§ **ABOUT THIS TASK**
Lines that contain the string "button" are the ones to list; copy all of them from the records.

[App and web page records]
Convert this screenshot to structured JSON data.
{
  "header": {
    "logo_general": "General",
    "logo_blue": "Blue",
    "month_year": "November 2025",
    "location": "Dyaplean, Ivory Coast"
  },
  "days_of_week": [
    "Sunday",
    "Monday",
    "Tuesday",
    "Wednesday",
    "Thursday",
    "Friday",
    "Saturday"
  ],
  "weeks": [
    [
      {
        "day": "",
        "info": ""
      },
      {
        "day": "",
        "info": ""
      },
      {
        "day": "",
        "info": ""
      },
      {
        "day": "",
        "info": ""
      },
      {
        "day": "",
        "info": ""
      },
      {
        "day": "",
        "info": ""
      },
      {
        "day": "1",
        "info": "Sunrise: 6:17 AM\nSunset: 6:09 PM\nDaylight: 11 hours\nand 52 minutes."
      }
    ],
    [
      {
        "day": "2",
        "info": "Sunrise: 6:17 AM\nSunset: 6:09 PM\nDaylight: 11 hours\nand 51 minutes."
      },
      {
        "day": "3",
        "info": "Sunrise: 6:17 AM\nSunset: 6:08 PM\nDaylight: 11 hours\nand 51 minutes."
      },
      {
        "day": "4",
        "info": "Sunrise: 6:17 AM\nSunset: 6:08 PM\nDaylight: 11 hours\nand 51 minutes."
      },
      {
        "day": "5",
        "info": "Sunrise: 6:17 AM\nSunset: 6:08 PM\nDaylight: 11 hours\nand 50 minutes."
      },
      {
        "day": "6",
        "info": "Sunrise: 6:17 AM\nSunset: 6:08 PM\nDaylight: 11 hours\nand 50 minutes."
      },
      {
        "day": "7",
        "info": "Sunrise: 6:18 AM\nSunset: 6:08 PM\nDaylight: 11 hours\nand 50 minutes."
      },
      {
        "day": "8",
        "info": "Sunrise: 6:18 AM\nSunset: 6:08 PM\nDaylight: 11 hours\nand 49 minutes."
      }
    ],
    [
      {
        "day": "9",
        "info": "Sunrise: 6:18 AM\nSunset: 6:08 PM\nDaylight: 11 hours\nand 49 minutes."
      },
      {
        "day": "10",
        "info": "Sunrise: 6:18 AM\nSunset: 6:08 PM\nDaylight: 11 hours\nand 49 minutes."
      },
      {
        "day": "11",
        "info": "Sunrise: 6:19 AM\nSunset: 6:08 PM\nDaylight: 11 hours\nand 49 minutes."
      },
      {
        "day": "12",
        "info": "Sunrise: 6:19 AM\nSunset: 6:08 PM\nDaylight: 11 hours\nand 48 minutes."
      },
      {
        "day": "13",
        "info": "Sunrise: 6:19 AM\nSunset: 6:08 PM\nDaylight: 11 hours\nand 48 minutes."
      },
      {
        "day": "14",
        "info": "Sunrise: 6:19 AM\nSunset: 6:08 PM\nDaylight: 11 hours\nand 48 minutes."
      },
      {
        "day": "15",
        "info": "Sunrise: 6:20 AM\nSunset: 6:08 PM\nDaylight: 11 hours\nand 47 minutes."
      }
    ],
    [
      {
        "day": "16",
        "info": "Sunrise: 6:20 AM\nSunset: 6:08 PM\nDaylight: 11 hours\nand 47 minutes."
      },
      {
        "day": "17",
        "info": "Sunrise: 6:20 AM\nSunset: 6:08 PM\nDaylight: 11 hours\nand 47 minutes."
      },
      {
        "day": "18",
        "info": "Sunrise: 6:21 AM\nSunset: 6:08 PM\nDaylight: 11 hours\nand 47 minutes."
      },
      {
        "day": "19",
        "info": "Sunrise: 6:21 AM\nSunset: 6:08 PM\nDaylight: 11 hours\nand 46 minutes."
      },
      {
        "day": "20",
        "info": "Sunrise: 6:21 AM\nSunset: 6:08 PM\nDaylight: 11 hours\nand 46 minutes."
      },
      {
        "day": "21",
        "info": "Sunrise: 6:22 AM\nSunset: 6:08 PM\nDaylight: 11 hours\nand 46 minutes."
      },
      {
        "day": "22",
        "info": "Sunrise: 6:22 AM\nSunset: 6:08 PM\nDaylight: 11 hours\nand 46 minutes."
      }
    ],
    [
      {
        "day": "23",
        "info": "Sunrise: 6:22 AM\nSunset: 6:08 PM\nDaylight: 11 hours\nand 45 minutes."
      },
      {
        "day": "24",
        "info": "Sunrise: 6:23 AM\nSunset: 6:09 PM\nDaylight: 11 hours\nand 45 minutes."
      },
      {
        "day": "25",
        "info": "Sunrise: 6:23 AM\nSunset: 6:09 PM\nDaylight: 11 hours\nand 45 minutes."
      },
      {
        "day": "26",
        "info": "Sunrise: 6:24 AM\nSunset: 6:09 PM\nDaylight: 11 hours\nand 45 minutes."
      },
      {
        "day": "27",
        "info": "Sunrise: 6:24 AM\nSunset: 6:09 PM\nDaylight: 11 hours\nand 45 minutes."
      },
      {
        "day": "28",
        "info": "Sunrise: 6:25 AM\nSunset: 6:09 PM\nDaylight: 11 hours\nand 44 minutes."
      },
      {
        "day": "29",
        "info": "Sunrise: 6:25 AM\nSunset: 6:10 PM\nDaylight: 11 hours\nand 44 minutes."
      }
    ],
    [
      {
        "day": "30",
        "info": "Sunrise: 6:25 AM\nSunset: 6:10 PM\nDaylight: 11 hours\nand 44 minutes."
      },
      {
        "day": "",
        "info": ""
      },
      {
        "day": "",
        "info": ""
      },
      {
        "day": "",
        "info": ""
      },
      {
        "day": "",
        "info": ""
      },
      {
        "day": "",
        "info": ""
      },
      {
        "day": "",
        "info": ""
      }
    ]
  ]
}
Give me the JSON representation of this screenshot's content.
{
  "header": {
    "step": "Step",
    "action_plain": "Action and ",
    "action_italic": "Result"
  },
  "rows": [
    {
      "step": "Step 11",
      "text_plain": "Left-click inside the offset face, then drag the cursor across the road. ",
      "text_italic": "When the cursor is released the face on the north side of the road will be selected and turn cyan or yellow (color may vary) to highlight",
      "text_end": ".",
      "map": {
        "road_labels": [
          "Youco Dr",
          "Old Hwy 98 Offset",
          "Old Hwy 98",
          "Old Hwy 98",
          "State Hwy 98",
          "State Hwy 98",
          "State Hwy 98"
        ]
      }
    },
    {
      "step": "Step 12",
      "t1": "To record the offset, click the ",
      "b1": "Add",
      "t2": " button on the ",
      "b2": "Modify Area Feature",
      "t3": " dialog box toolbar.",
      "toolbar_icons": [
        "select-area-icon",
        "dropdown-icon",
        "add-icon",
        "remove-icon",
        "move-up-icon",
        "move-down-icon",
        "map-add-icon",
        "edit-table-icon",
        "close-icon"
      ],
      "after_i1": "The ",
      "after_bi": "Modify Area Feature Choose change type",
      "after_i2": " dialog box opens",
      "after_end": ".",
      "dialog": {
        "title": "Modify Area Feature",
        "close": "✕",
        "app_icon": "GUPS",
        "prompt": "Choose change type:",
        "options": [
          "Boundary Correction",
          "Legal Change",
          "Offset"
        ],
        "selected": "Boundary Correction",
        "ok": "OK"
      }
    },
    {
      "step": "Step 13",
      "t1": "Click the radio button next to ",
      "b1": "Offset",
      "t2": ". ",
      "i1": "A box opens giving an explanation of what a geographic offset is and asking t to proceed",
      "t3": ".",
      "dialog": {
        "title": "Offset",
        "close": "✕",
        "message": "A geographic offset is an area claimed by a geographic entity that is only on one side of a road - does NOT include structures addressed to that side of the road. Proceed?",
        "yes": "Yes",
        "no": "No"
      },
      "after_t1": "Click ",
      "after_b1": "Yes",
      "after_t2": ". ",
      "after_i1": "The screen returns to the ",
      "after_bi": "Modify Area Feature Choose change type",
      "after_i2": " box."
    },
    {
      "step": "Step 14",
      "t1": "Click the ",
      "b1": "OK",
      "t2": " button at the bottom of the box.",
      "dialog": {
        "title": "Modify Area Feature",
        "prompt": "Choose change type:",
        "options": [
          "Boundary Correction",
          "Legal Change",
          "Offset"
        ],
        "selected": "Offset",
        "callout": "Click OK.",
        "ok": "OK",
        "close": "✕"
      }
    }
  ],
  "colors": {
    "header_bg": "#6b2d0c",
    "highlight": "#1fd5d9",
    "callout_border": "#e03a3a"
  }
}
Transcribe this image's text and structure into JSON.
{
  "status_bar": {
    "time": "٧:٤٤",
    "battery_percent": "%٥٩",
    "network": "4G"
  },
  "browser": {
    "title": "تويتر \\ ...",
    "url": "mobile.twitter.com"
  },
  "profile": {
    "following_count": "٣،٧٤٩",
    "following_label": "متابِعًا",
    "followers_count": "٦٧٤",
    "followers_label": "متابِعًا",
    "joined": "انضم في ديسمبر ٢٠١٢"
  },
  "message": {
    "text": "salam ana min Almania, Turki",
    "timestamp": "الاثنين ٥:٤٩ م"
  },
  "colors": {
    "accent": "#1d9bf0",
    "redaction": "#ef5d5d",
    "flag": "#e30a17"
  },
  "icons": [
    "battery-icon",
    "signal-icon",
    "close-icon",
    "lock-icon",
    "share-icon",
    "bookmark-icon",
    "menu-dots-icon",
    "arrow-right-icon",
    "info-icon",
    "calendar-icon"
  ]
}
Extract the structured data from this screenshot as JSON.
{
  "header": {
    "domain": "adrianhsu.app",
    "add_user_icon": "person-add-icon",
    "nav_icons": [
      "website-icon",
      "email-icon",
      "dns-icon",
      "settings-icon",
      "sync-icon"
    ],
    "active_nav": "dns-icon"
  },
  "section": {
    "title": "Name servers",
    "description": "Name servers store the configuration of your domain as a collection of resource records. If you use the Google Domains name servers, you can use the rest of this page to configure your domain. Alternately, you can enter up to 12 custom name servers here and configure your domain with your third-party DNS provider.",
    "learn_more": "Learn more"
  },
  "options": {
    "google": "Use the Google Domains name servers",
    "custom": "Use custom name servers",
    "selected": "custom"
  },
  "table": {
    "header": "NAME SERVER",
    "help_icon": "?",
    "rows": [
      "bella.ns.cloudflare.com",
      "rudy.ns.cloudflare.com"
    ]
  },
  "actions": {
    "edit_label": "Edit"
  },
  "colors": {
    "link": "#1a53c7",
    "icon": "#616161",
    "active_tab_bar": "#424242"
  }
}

§ **WORKED SOLUTION**
      "t2": " button on the ",
      "t1": "Click the radio button next to ",
      "t2": " button at the bottom of the box.",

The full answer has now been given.